WHAT THE EXERCISE ASKS :: Copy the records below character for character.

DATA SECTION ::
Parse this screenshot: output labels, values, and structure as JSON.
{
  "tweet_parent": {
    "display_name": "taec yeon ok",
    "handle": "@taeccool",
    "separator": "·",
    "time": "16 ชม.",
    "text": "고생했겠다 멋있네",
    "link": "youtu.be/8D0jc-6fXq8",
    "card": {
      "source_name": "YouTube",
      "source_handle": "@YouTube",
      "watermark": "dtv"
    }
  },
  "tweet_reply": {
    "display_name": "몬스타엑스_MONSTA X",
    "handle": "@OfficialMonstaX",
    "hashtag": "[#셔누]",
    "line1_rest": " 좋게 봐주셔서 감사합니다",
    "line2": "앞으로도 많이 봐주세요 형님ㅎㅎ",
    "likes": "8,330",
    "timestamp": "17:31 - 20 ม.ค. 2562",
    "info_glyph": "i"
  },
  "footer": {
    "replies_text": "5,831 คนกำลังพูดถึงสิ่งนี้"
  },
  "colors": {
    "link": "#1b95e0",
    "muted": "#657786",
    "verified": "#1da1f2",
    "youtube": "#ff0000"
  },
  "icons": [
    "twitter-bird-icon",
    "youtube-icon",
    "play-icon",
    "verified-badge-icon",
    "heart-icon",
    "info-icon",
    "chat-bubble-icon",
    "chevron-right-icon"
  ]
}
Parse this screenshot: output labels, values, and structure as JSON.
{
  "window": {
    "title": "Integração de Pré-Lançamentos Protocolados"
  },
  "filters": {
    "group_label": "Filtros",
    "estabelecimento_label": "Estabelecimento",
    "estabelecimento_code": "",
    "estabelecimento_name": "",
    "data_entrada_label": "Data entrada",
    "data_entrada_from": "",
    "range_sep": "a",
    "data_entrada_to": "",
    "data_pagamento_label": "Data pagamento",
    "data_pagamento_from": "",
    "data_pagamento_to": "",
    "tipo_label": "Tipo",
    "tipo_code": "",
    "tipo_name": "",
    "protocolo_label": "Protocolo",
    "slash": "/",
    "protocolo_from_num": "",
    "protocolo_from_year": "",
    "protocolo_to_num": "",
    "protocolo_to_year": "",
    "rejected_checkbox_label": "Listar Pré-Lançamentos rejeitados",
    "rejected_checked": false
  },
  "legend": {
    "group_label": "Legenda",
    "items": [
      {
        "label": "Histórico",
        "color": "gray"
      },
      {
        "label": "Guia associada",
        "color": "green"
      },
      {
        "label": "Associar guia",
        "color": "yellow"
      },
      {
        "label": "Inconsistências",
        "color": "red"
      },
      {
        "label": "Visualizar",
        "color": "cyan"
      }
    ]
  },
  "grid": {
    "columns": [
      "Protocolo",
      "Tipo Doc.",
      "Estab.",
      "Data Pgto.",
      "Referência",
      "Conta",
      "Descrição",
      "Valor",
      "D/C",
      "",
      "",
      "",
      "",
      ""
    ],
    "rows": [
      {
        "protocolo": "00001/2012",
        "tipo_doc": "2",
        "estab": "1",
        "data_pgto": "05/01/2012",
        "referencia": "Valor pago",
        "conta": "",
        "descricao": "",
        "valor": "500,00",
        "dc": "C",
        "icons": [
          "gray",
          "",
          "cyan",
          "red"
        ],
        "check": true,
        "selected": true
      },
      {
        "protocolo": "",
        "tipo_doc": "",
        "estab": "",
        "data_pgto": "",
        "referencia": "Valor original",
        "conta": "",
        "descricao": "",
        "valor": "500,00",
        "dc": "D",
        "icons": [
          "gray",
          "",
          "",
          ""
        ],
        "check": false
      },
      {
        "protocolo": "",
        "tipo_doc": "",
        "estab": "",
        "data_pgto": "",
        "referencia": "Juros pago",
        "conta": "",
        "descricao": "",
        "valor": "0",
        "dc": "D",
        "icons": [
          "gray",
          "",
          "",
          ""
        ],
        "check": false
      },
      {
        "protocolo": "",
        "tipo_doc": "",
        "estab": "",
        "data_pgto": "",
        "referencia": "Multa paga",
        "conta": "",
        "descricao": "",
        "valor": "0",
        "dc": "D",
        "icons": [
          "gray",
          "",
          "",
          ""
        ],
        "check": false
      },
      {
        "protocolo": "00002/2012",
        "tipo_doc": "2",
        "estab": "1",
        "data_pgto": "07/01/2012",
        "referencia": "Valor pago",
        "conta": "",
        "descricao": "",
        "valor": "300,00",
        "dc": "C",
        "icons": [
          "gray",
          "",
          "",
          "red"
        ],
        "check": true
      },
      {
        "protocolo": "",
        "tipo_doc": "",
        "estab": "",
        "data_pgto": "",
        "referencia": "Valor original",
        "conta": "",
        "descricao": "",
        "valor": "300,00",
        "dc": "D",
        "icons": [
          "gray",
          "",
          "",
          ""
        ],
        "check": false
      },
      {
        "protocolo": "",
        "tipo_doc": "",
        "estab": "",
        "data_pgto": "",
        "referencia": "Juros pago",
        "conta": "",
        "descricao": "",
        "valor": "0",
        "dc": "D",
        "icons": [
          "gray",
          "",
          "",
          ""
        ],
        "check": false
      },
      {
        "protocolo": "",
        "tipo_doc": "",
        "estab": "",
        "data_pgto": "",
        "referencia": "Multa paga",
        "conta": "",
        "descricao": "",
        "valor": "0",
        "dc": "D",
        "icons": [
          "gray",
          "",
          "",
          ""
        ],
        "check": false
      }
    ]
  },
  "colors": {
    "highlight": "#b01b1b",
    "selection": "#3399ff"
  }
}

RESULT OF THE TASK ::
Parse this screenshot: output labels, values, and structure as JSON.
{
  "tweet_parent": {
    "display_name": "taec yeon ok",
    "handle": "@taeccool",
    "separator": "·",
    "time": "16 ชม.",
    "text": "고생했겠다 멋있네",
    "link": "youtu.be/8D0jc-6fXq8",
    "card": {
      "source_name": "YouTube",
      "source_handle": "@YouTube",
      "watermark": "dtv"
    }
  },
  "tweet_reply": {
    "display_name": "몬스타엑스_MONSTA X",
    "handle": "@OfficialMonstaX",
    "hashtag": "[#셔누]",
    "line1_rest": " 좋게 봐주셔서 감사합니다",
    "line2": "앞으로도 많이 봐주세요 형님ㅎㅎ",
    "likes": "8,330",
    "timestamp": "17:31 - 20 ม.ค. 2562",
    "info_glyph": "i"
  },
  "footer": {
    "replies_text": "5,831 คนกำลังพูดถึงสิ่งนี้"
  },
  "colors": {
    "link": "#1b95e0",
    "muted": "#657786",
    "verified": "#1da1f2",
    "youtube": "#ff0000"
  },
  "icons": [
    "twitter-bird-icon",
    "youtube-icon",
    "play-icon",
    "verified-badge-icon",
    "heart-icon",
    "info-icon",
    "chat-bubble-icon",
    "chevron-right-icon"
  ]
}
Parse this screenshot: output labels, values, and structure as JSON.
{
  "window": {
    "title": "Integração de Pré-Lançamentos Protocolados"
  },
  "filters": {
    "group_label": "Filtros",
    "estabelecimento_label": "Estabelecimento",
    "estabelecimento_code": "",
    "estabelecimento_name": "",
    "data_entrada_label": "Data entrada",
    "data_entrada_from": "",
    "range_sep": "a",
    "data_entrada_to": "",
    "data_pagamento_label": "Data pagamento",
    "data_pagamento_from": "",
    "data_pagamento_to": "",
    "tipo_label": "Tipo",
    "tipo_code": "",
    "tipo_name": "",
    "protocolo_label": "Protocolo",
    "slash": "/",
    "protocolo_from_num": "",
    "protocolo_from_year": "",
    "protocolo_to_num": "",
    "protocolo_to_year": "",
    "rejected_checkbox_label": "Listar Pré-Lançamentos rejeitados",
    "rejected_checked": false
  },
  "legend": {
    "group_label": "Legenda",
    "items": [
      {
        "label": "Histórico",
        "color": "gray"
      },
      {
        "label": "Guia associada",
        "color": "green"
      },
      {
        "label": "Associar guia",
        "color": "yellow"
      },
      {
        "label": "Inconsistências",
        "color": "red"
      },
      {
        "label": "Visualizar",
        "color": "cyan"
      }
    ]
  },
  "grid": {
    "columns": [
      "Protocolo",
      "Tipo Doc.",
      "Estab.",
      "Data Pgto.",
      "Referência",
      "Conta",
      "Descrição",
      "Valor",
      "D/C",
      "",
      "",
      "",
      "",
      ""
    ],
    "rows": [
      {
        "protocolo": "00001/2012",
        "tipo_doc": "2",
        "estab": "1",
        "data_pgto": "05/01/2012",
        "referencia": "Valor pago",
        "conta": "",
        "descricao": "",
        "valor": "500,00",
        "dc": "C",
        "icons": [
          "gray",
          "",
          "cyan",
          "red"
        ],
        "check": true,
        "selected": true
      },
      {
        "protocolo": "",
        "tipo_doc": "",
        "estab": "",
        "data_pgto": "",
        "referencia": "Valor original",
        "conta": "",
        "descricao": "",
        "valor": "500,00",
        "dc": "D",
        "icons": [
          "gray",
          "",
          "",
          ""
        ],
        "check": false
      },
      {
        "protocolo": "",
        "tipo_doc": "",
        "estab": "",
        "data_pgto": "",
        "referencia": "Juros pago",
        "conta": "",
        "descricao": "",
        "valor": "0",
        "dc": "D",
        "icons": [
          "gray",
          "",
          "",
          ""
        ],
        "check": false
      },
      {
        "protocolo": "",
        "tipo_doc": "",
        "estab": "",
        "data_pgto": "",
        "referencia": "Multa paga",
        "conta": "",
        "descricao": "",
        "valor": "0",
        "dc": "D",
        "icons": [
          "gray",
          "",
          "",
          ""
        ],
        "check": false
      },
      {
        "protocolo": "00002/2012",
        "tipo_doc": "2",
        "estab": "1",
        "data_pgto": "07/01/2012",
        "referencia": "Valor pago",
        "conta": "",
        "descricao": "",
        "valor": "300,00",
        "dc": "C",
        "icons": [
          "gray",
          "",
          "",
          "red"
        ],
        "check": true
      },
      {
        "protocolo": "",
        "tipo_doc": "",
        "estab": "",
        "data_pgto": "",
        "referencia": "Valor original",
        "conta": "",
        "descricao": "",
        "valor": "300,00",
        "dc": "D",
        "icons": [
          "gray",
          "",
          "",
          ""
        ],
        "check": false
      },
      {
        "protocolo": "",
        "tipo_doc": "",
        "estab": "",
        "data_pgto": "",
        "referencia": "Juros pago",
        "conta": "",
        "descricao": "",
        "valor": "0",
        "dc": "D",
        "icons": [
          "gray",
          "",
          "",
          ""
        ],
        "check": false
      },
      {
        "protocolo": "",
        "tipo_doc": "",
        "estab": "",
        "data_pgto": "",
        "referencia": "Multa paga",
        "conta": "",
        "descricao": "",
        "valor": "0",
        "dc": "D",
        "icons": [
          "gray",
          "",
          "",
          ""
        ],
        "check": false
      }
    ]
  },
  "colors": {
    "highlight": "#b01b1b",
    "selection": "#3399ff"
  }
}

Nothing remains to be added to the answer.